Meanwhile the modest, integrated Intel Iris Xe graphics naturally aren’t great for gaming. It wouldn’t run the 3DMark Port Royal ray-tracing test and it only scored 978 (average 5fps) in Time Spy, 935 (4fps) in Fire Strike Extreme and 1466 (8.8fps) in Wild Life Extreme. So, it’s not a gaming machine. A score of 8561 in the lesser Night Raid test still only reflects an average of 44fps, so it will still struggle playing casual and competitive games.
Despite the low power, when under load the fans can ramp up to create a noisy whoosh. However, it’s silent for most minor workloads and multimedia playback.
Inside is Wi-Fi 6 and Bluetooth 5.0.
At 1.86KG the Acer Aspire Vero is reasonably light for a 15-inch laptop. The PSU and cables add another 300g – which is relatively light. The 65Wh battery ran PCMark 10’s Modern Office test for an impressive 8hrs 11mins which is a full day out of the office. There’s also a special Verosense app which has four different battery-management modes. It’s a bit overkill but the goal is to maximise the lifespan of the battery.
Despite the recycled material, it’s worth noting that the chassis is stiff and should survive life on the road. We did find that it can scratch a little more easily than rivals, but we reckon it comes from the Land Rover Defender School of Design whereby it will actually look better with a few scratches and dings.
Should I buy the Acer Aspire Vero?
At $1,098 it’s relatively inexpensive and this improves the value proposition of what’s otherwise a low-powered laptop. However, what the Acer Aspire Vero represents is more than just a low-powered computer, it’s a technical exercise that’s instantly viable – this is no Gen 1, experiment. For that we applaud it. The main alternatives also come from the Acer stable. On the one hand there’s the ultraportable Acer Swift X which also offers modest gaming capabilities. On the other there’s the Acer Nitro 5 which uses all kinds of modern, nasty, normal materials but is good for gaming.

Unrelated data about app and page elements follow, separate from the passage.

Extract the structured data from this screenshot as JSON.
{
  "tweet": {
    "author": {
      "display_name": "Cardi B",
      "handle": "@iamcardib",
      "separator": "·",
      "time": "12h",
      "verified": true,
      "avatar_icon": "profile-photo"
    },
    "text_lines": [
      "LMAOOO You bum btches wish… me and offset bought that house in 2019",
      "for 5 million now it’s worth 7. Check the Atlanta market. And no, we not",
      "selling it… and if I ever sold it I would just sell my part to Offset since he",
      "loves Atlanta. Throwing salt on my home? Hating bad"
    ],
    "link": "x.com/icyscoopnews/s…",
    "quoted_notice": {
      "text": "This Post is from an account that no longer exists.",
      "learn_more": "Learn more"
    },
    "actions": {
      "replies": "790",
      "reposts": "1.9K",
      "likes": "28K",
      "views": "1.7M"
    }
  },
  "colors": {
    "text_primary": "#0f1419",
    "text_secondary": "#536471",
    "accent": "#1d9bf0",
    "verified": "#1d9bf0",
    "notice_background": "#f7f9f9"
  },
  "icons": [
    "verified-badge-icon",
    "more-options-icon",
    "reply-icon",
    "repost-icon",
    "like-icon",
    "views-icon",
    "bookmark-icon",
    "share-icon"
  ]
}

Acer Aspire Vero results
- 2D Performance
- 3D Performance
A great technical exercise in sustainable manufacturing. It’s a decent laptop in its own right too.